Momma Moose's Sweet Potato & Apple Crisp
This is sooooooo good in place of the overly insipid and mushy yam/marshmallow abomination still served in some backward homes at Thanksgiving, and much like candy corn, will not be solely enjoyed just once a year for the first two or three bites before your blood sugar spikes and you ruin your Gramma's living room drapes and her mother's antique lampshade making a fool of yourself. I could eat this stuff year round...see if you agree.
3 large yams (the darker ones that are orangey inside)
3 large sweet potatoes (yellowish brown skins with yellow inside)
2 baking apples...really any kind, just not red delicious
1/2 C. butter
1/2 C. brown sugar
1/2 C. flour
1/3 C. butter, cold
1/3 C. brown sugar
1/2 C. pecans, chopped coarsley (optional...but I am a nut person)

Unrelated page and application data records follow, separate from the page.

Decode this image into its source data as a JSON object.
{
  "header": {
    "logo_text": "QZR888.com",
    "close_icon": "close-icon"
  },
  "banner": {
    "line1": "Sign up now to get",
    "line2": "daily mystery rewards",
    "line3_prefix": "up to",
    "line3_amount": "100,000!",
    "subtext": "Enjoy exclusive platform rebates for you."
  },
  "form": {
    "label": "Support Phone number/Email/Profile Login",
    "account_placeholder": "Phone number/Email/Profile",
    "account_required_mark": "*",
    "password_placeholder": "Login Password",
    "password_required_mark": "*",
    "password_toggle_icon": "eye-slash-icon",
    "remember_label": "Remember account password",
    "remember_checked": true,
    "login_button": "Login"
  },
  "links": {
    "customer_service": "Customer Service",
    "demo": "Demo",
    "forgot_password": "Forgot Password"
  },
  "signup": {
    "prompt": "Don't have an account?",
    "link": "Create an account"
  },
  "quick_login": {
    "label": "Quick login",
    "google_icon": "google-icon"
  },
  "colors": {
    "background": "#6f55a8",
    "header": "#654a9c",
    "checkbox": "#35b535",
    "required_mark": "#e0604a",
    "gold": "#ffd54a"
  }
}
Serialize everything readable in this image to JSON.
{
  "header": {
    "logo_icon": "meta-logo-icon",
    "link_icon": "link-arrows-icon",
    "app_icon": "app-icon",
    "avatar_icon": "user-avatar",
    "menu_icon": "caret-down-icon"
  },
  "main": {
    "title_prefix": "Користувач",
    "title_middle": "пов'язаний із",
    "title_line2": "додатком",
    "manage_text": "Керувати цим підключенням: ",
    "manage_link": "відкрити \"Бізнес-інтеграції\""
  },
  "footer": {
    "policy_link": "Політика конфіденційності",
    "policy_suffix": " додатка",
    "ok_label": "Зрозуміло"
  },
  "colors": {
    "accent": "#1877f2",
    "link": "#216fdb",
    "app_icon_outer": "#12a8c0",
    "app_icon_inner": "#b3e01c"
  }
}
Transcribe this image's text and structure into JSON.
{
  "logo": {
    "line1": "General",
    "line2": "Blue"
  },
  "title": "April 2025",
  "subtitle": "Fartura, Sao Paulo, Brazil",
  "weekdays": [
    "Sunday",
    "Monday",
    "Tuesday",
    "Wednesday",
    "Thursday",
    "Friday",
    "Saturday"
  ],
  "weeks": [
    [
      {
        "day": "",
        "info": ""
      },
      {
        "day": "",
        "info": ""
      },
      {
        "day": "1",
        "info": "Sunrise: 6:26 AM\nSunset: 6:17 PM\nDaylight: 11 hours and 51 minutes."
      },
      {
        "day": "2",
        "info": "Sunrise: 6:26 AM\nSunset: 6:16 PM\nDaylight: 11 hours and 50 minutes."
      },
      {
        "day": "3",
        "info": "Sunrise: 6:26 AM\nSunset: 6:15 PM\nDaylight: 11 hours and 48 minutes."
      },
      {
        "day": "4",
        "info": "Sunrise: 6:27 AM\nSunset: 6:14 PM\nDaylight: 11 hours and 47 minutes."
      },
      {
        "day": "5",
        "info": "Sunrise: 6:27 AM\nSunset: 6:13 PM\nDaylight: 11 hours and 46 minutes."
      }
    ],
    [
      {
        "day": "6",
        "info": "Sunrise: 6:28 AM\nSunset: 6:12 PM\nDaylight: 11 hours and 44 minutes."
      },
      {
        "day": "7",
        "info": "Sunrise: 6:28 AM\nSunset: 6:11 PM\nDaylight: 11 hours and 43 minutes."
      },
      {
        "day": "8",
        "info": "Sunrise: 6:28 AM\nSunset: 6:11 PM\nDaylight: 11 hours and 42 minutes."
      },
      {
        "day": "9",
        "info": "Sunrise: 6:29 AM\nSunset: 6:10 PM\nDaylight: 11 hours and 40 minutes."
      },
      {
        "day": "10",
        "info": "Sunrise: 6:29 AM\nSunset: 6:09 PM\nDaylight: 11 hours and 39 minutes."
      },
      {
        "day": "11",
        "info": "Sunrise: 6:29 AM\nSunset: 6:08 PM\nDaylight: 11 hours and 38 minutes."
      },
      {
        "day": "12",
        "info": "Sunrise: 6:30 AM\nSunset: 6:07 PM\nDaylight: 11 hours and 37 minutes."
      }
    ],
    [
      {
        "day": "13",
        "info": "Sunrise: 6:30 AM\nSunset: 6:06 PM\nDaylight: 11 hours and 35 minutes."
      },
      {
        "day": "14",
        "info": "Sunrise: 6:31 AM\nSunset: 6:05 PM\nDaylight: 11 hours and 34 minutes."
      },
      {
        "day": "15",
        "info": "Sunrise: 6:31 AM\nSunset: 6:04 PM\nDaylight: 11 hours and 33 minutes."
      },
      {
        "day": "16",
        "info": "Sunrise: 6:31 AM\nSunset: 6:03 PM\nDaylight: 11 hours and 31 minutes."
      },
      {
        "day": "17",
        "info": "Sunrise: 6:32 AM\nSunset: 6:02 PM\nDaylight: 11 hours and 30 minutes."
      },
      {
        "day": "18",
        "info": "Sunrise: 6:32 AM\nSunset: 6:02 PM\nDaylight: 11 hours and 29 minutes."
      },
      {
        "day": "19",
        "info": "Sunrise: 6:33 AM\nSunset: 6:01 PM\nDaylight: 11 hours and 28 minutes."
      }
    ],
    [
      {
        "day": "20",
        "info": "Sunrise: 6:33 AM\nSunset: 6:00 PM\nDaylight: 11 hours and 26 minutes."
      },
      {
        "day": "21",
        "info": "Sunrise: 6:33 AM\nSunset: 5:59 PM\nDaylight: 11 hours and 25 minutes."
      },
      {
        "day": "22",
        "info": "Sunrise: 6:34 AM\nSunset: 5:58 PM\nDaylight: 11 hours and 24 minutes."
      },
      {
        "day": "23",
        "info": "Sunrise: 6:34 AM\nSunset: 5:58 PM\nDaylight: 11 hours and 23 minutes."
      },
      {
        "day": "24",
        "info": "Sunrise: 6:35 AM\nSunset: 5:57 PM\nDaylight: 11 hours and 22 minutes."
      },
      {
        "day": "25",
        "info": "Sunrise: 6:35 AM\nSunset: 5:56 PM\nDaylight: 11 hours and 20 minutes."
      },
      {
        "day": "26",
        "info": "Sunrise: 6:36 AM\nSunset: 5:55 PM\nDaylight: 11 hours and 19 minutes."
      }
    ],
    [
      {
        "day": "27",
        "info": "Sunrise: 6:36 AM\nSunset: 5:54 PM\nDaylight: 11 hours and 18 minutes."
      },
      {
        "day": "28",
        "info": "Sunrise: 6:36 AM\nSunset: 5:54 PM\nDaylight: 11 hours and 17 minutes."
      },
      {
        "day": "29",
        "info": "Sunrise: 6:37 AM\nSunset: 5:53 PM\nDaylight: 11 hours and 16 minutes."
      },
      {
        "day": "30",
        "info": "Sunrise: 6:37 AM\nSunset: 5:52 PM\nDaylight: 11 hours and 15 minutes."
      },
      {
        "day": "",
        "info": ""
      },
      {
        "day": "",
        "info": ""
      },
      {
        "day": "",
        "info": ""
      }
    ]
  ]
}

1 tsp. cinnamon
Preheat oven to 375. Spray a 9x13 or similar sized pan or casserole, set aside. Wash potatoes, then poke a few holes in each one and put in the oven on a cookie sheet and roast at 375 until tender, probably at least 45 minutes. Turn oven down to 325. Let potatoes cool until you can handle, then peel and cut into 1" cubes, keeping colors separate, just like laundry. You wouldn't want your yams turning yellow or your sweet taters turning orange, would you? I have my reasons, just do it.
Peel, core and cut apples into 1"cubes, put in skillet with the 1/2 C each butter and brown sugar until apples are fork tender and sauce is thickened. Layer half of the yellow potatoes, half the orange yams (here's your reason - mixing the colors together causes them to mush, and I TOLD you I don't like it mushy), then sprinkle with salt (pepper if you like). Spoon half of the apples/sauce over all, then layer the other half of the sweet potatoes and yams on top, salt (pepper) again, and put remaining apples/sauce over all.
In a separate bowl, mix flour, sugar, cinnamon together, then cut in butter with a pastry blender or fork until crumbly, stir in pecans if desired. Sprinkle over spuds and apples, pat yourself on the back for making something that looks ridiculously good, then bake at 325 for 20-30 minutes or until heated through, bubbly around the edges and lightly browned. This is another of those dishes that, if you don't let it cool long enough before first taste, will cause you to not be able to taste anything the rest of the day because it WILL burn your taste buds right off...you've been warned. But when you do the angels will sing, virgins will weep, and God will send rays of sunshine to dance across the look you have on your face when you first come to realize that sweet potatoes can aspire to heights far beyond a can of slimy yams and a half a bag of marshmallows. And Happy Halloween....BOO!